- Cut the wheel arch portion.
- Heat the quarter panel adhesive area and remove the quarter panel.
- Using an industrial heater gun or gas burner, heat the quarter panel to 110 to 140°C. Make sure the quarter panel does not warp
- Clean off any adhesive that remains on the vehicle.
- Using an industrial heater gun or gas burner, heat the adhesive to 110 to 140°C.
- Using a scraper, scrape away the adhesive.
- If adhesive remains, the strength of any subsequently applied adhesive will be weak.
- Using a disc sander or belt sander, scuff and sand any adhesive that remains on the vehicle.
- Scuff at a width of approximately 10 mm (0.39 in.) over the previous adhesive coating.
- Apply adhesive to the exposed metal areas on the vehicle.
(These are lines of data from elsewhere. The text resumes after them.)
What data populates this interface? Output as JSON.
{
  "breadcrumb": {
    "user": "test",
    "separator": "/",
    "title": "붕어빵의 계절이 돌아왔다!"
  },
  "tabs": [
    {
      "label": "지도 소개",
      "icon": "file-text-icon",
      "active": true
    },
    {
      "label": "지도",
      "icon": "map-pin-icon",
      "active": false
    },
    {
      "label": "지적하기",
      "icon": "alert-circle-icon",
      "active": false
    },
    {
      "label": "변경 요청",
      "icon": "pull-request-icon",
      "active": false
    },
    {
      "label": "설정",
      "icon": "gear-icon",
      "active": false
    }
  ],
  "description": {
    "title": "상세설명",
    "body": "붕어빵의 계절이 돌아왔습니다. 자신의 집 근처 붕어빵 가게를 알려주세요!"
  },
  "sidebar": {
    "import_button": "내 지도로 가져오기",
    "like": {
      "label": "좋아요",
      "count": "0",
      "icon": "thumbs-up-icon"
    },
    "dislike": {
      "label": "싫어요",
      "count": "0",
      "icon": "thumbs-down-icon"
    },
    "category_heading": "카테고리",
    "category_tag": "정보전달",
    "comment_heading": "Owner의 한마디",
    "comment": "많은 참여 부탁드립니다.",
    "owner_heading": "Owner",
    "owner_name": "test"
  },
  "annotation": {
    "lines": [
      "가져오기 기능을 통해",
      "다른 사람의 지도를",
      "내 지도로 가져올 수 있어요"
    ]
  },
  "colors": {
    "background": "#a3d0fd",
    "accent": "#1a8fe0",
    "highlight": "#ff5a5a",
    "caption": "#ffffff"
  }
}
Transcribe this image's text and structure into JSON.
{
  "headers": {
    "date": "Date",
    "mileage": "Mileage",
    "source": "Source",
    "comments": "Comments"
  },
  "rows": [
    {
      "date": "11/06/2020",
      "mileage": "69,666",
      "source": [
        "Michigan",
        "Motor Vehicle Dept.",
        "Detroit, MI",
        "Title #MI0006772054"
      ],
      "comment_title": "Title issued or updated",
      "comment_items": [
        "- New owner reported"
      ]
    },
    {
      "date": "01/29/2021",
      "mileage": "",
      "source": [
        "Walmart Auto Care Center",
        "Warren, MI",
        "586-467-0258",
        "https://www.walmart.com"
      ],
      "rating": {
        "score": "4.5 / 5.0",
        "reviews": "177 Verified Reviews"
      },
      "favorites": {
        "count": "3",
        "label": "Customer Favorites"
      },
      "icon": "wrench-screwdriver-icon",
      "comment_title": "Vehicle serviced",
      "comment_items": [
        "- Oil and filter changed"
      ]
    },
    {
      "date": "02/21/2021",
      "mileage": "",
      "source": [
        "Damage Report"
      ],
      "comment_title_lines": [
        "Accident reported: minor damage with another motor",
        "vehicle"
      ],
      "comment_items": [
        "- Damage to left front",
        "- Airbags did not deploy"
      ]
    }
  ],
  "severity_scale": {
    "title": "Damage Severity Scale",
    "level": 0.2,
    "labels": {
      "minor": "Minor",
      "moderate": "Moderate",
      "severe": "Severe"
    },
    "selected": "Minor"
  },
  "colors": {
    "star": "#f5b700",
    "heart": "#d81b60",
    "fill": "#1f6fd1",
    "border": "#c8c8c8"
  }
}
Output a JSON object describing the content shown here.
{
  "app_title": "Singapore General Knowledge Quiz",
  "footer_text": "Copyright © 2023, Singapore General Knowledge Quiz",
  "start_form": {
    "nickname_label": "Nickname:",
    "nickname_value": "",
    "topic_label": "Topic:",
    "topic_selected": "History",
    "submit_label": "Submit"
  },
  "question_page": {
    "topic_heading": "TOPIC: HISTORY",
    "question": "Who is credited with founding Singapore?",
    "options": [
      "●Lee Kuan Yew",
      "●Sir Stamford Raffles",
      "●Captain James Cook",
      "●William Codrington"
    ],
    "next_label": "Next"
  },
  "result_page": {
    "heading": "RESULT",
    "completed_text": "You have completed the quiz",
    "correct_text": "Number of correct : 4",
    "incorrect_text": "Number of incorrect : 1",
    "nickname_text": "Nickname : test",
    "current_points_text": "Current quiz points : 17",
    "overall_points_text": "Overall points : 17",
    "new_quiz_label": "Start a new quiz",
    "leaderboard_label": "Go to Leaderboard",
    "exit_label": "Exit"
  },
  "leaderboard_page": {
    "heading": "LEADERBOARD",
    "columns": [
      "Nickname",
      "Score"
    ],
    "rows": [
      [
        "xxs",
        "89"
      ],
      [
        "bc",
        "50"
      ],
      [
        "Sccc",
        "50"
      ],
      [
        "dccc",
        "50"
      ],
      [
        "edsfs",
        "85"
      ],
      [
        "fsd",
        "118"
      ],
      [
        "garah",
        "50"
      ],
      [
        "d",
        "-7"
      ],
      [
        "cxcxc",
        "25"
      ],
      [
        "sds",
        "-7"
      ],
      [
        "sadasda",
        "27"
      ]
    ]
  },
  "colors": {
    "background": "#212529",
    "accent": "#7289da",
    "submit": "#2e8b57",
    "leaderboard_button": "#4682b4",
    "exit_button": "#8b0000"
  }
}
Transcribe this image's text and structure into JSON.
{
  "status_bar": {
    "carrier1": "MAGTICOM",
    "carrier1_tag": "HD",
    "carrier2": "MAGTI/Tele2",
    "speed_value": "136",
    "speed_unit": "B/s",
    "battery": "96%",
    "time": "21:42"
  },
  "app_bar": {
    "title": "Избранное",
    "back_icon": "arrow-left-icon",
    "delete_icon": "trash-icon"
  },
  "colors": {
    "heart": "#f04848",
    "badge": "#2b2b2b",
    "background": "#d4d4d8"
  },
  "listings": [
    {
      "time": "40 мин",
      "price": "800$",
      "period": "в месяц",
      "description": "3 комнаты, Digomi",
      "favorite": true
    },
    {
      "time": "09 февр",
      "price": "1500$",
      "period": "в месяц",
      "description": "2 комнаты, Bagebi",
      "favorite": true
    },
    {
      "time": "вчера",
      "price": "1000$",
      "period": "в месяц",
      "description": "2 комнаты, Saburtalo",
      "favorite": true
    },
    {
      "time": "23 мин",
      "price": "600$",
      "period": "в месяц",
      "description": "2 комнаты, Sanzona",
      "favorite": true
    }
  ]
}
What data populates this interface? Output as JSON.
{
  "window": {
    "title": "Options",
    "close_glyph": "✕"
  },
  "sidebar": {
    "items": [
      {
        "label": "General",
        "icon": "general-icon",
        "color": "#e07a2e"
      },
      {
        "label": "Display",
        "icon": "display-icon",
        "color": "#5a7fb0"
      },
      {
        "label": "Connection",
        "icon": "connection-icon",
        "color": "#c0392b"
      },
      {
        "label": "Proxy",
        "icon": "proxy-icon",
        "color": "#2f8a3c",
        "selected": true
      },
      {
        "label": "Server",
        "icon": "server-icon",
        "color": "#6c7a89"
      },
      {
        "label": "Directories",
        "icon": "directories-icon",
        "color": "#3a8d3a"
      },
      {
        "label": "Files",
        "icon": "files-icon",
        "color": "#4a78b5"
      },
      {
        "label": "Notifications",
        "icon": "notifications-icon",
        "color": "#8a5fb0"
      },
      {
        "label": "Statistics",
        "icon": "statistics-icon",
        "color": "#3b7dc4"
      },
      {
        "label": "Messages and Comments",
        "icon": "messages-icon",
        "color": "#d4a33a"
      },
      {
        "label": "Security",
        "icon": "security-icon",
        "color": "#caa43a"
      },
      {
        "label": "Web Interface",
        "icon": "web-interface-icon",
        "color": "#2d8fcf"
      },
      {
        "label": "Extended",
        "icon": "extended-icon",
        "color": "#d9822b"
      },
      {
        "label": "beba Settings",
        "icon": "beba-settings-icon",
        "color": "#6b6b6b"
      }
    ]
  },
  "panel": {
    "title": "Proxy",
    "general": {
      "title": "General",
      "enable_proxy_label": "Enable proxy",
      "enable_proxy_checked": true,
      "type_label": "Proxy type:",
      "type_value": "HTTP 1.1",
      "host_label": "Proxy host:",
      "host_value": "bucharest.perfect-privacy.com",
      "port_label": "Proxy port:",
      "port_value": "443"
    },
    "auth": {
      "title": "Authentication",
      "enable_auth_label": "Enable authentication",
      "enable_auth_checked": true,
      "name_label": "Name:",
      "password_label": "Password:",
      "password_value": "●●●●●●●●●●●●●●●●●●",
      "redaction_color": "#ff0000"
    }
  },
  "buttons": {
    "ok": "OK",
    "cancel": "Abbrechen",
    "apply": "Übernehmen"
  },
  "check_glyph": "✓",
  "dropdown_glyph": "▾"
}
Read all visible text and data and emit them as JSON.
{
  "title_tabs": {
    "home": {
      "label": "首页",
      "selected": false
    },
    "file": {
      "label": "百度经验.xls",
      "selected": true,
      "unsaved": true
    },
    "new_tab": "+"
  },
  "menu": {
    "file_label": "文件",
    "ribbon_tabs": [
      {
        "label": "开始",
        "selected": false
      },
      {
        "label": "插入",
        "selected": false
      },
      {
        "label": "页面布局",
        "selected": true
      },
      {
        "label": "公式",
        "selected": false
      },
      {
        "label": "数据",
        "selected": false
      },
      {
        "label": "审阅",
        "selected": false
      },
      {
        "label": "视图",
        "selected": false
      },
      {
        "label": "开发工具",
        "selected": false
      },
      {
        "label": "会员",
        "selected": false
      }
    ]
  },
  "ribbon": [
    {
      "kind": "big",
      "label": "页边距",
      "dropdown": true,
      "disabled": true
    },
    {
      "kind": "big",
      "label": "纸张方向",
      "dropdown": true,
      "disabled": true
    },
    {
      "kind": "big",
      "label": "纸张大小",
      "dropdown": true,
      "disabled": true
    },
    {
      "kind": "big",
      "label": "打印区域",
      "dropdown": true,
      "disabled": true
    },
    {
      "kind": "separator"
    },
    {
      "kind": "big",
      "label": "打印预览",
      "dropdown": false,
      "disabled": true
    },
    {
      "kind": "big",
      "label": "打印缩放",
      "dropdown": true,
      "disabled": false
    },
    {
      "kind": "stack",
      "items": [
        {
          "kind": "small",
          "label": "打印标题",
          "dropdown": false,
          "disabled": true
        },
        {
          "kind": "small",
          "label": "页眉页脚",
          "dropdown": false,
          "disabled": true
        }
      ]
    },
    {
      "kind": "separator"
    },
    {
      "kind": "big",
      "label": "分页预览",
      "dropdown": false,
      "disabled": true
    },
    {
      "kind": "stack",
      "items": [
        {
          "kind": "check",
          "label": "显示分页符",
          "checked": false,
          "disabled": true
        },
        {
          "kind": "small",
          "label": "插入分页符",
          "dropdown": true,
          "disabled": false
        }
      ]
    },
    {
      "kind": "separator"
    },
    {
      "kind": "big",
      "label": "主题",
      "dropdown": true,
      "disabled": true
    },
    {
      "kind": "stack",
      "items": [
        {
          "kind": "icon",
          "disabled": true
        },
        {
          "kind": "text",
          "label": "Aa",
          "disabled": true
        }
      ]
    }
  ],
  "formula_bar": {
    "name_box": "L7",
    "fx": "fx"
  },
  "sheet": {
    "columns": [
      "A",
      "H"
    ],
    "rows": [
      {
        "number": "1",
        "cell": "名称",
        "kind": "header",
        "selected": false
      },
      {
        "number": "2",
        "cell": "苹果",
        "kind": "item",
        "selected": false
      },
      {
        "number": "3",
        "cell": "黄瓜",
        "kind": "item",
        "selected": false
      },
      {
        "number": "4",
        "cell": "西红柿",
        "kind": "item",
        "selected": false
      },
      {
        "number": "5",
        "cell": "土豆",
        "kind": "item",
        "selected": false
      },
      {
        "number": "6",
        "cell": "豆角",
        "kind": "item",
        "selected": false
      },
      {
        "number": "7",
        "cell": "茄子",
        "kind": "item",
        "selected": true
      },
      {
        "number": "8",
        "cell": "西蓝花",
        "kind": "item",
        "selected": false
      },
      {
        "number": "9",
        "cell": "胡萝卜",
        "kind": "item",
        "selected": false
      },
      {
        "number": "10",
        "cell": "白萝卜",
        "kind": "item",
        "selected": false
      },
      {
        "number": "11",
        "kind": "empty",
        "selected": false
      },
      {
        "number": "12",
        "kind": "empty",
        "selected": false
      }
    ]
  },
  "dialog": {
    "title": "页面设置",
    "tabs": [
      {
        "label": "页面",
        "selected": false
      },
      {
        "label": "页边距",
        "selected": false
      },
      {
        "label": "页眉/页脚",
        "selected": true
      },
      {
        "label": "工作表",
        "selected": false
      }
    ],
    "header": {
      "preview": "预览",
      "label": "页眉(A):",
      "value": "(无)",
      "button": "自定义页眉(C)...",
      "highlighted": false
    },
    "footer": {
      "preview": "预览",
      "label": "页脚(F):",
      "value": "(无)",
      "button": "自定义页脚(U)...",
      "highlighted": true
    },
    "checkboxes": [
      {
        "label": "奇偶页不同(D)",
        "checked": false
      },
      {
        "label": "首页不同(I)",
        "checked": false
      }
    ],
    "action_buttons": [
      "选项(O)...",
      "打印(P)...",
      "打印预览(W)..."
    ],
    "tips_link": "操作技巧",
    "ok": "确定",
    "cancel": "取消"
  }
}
Using a spatula, spread the adhesive evenly. Apply adhesive to the vehicle again.
- Apply the Adhesive to the vehicle again.
- Using #60-120 grit sandpaper, scuff the adhesive application area on the new quarter panel.
- Apply adhesive to the new quarter panel. Using a spatula, spread the adhesive evenly.
- Using a vise grip or the palms of your hands, press the quarter panel so that the thickness of the adhesive is even.
- Complete installation of the new quarter panel.
When you encounter a collision repair, the first thing to do is to go to Toyota’s Technical Information System, TIS. To make it easier for you to know which products to use and the proper techniques, that information is detailed in TIS techinfo.toyota.com.
Here’s where you can find what adhesives you need when repairing a Toyota specific vehicle:
- From the dropdown, select the Division, Model, and Year
- Look in the Collision Repair folder
- Topics you may encounter include:
- Adhesive and Weld Bonding at Specific Locations
- Method not Approved
- Substituting Adhesive for Welds
Always refer to the Repair Manual for Collision Damage for the specific model for locations of any panel bonding adhesive use in body panels. The topics can vary from model to model, year to year. That’s why it is so essential to check TIS and read all the applicable service bulletins when a vehicle arrives at your facility. In addition, be aware that Toyota’s repair procedures may differ from other manufacturers—that’s why it is critical to follow the Toyota procedures.
For more Toyota collision repair information and Collision Pros articles, visit toyotapartsandservice.com.